for Sustainable Innovation was hosted by Srishti in Bangalore at the
Infosys campus from December 1 to 2, 2002. “dyd02”examined
issues of innovation and collaboration in the context of control and
culture to arrive at directions that are coherent and meaningful for
development – urban and rural. The conference showcased innovative
ideas and successful projects in design, change and technology and through
a critical examination of these concepts engaged in dialogues that will
result in the further development of these ideas. The conference was
sponsored by Media Lab Asia, Infosys Technologies, MIT/AGS, MIT Media
Lab, Indian Institute of Sciences, etc.
about the dyd02 workshops will be published shortly
to top | dyd02 website (2002)
Sunoh was the workshop organized in May 2002 as an integral
part of the Communication for Change course offered by the SCOM Lab.
Supported by the Indian Institute of Technology, Kanpur (IIT-K) and
Media Lab Asia, Sunoh offered a multidisciplinary platform for designers,
media professionals, NGOs, technologists and educators to come together.
Psychodynamic, scenario-building exercises were part of a process enabling
participants to recognize context, taboos and the problem-web. Engagement
with an issue within a design charette and its three mechanisms –
idea generation and knowledge transfer among affected parties, decision-making
requiring dialogue about emergent ideas and problem solving resulting
in recommendations and proposals as process outcomes - offered possibilities
of coming up with alternative models of communication to tackle HIV/AIDS.
The process also resulted in the creation of a short film titled “The

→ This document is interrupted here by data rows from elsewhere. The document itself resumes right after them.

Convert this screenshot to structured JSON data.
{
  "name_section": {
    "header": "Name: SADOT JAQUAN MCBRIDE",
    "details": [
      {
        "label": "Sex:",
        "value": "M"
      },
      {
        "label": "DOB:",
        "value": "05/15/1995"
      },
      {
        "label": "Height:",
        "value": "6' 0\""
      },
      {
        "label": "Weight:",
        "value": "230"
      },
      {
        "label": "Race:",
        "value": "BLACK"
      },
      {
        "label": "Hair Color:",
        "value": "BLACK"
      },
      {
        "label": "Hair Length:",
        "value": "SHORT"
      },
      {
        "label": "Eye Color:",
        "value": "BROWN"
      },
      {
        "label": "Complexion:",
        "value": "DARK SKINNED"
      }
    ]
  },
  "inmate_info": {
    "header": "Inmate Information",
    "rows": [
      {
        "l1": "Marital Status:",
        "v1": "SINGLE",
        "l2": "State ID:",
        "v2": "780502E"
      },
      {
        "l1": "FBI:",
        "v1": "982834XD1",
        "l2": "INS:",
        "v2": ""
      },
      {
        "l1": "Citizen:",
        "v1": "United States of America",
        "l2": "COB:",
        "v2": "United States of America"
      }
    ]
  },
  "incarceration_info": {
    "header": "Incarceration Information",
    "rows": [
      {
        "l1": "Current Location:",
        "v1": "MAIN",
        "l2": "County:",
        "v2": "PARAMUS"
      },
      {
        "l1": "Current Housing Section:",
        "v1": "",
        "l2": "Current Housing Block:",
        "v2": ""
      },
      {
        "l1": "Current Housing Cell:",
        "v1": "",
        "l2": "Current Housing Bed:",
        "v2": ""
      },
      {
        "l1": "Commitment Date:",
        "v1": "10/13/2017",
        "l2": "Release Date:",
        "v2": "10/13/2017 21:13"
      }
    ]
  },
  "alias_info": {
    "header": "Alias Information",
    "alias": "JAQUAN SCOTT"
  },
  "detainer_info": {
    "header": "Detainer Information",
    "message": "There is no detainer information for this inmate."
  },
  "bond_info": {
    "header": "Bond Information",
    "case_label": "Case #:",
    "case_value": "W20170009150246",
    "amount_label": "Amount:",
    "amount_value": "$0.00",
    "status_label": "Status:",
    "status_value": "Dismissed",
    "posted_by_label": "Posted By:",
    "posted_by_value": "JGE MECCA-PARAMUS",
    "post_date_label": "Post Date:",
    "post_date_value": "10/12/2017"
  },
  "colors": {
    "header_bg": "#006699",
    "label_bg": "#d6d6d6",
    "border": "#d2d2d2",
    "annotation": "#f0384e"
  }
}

back to top | Sunoh
was a workshop for stakeholders in the crafts sector held at the Ecumenical
Christian Centre, Banglaore, from May 9 to 13, 2002, as a component
of the Design Lab. It targeted groups of practitioners in the areas
of craft design, heritage, technology and craft training. The workshop
focused on issues of design and sustainable approaches to craft, and
the challenge of using new technologies to tackle the same. Aagaman
was supported by IIT-Kanpur and Media Lab Asia.
we believe that art and design provides a lens, which makes it possible
to go beyond looking to seeing, and beyond hearing to listening. It
also provides a framework for looking differently at issues that have
been part of our society for a long time.
Aagaman targets groups of practitioners in the areas of craft design,
heritage, technology and craft training. The workshop is centered on
the issue of design and sustainable approaches to craft, and the challenge
is to use new technologies to tackle this issue. Aagaman was held at
the Ecumenical Christian Centre, Bangalore between May 9-13, 2002.
to top | Aagaman website